> [Problem to solve]:
Every entry below should be returned exactly as it appears, with pictures left out.

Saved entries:
- - - - -

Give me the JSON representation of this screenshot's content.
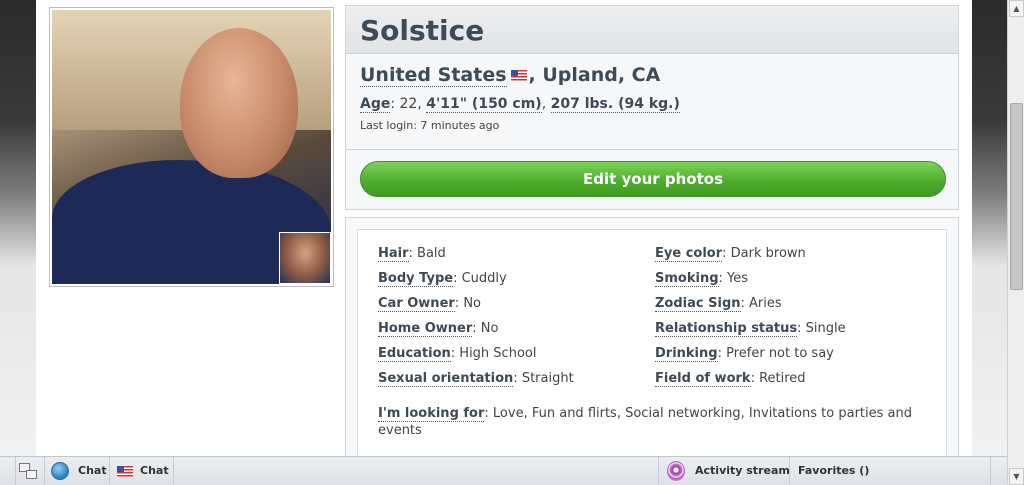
{
  "profile": {
    "name": "Solstice",
    "location": {
      "country": "United States",
      "city_state": ", Upland, CA"
    },
    "stats": {
      "age_label": "Age",
      "age_value": ": 22, ",
      "height": "4'11\" (150 cm)",
      "separator": ", ",
      "weight": "207 lbs. (94 kg.)"
    },
    "last_login": "Last login: 7 minutes ago",
    "edit_photos_label": "Edit your photos"
  },
  "details": {
    "left": [
      {
        "key": "Hair",
        "value": "Bald"
      },
      {
        "key": "Body Type",
        "value": "Cuddly"
      },
      {
        "key": "Car Owner",
        "value": "No"
      },
      {
        "key": "Home Owner",
        "value": "No"
      },
      {
        "key": "Education",
        "value": "High School"
      },
      {
        "key": "Sexual orientation",
        "value": "Straight"
      }
    ],
    "right": [
      {
        "key": "Eye color",
        "value": "Dark brown"
      },
      {
        "key": "Smoking",
        "value": "Yes"
      },
      {
        "key": "Zodiac Sign",
        "value": "Aries"
      },
      {
        "key": "Relationship status",
        "value": "Single"
      },
      {
        "key": "Drinking",
        "value": "Prefer not to say"
      },
      {
        "key": "Field of work",
        "value": "Retired"
      }
    ],
    "looking_for": {
      "key": "I'm looking for",
      "value": "Love, Fun and flirts, Social networking, Invitations to parties and events"
    }
  },
  "bottom_bar": {
    "chat_global_label": "Chat",
    "chat_us_label": "Chat",
    "activity_stream_label": "Activity stream",
    "favorites_label": "Favorites ()"
  },
  "icons": {
    "flag": "us-flag-icon",
    "windows": "windows-icon",
    "globe": "globe-icon",
    "activity": "podcast-icon"
  },
  "colors": {
    "edit_button": "#4fae2e",
    "heading": "#3e4a55"
  }
}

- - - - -

> [Answer to the exercise]:
Give me the JSON representation of this screenshot's content.
{
  "profile": {
    "name": "Solstice",
    "location": {
      "country": "United States",
      "city_state": ", Upland, CA"
    },
    "stats": {
      "age_label": "Age",
      "age_value": ": 22, ",
      "height": "4'11\" (150 cm)",
      "separator": ", ",
      "weight": "207 lbs. (94 kg.)"
    },
    "last_login": "Last login: 7 minutes ago",
    "edit_photos_label": "Edit your photos"
  },
  "details": {
    "left": [
      {
        "key": "Hair",
        "value": "Bald"
      },
      {
        "key": "Body Type",
        "value": "Cuddly"
      },
      {
        "key": "Car Owner",
        "value": "No"
      },
      {
        "key": "Home Owner",
        "value": "No"
      },
      {
        "key": "Education",
        "value": "High School"
      },
      {
        "key": "Sexual orientation",
        "value": "Straight"
      }
    ],
    "right": [
      {
        "key": "Eye color",
        "value": "Dark brown"
      },
      {
        "key": "Smoking",
        "value": "Yes"
      },
      {
        "key": "Zodiac Sign",
        "value": "Aries"
      },
      {
        "key": "Relationship status",
        "value": "Single"
      },
      {
        "key": "Drinking",
        "value": "Prefer not to say"
      },
      {
        "key": "Field of work",
        "value": "Retired"
      }
    ],
    "looking_for": {
      "key": "I'm looking for",
      "value": "Love, Fun and flirts, Social networking, Invitations to parties and events"
    }
  },
  "bottom_bar": {
    "chat_global_label": "Chat",
    "chat_us_label": "Chat",
    "activity_stream_label": "Activity stream",
    "favorites_label": "Favorites ()"
  },
  "icons": {
    "flag": "us-flag-icon",
    "windows": "windows-icon",
    "globe": "globe-icon",
    "activity": "podcast-icon"
  },
  "colors": {
    "edit_button": "#4fae2e",
    "heading": "#3e4a55"
  }
}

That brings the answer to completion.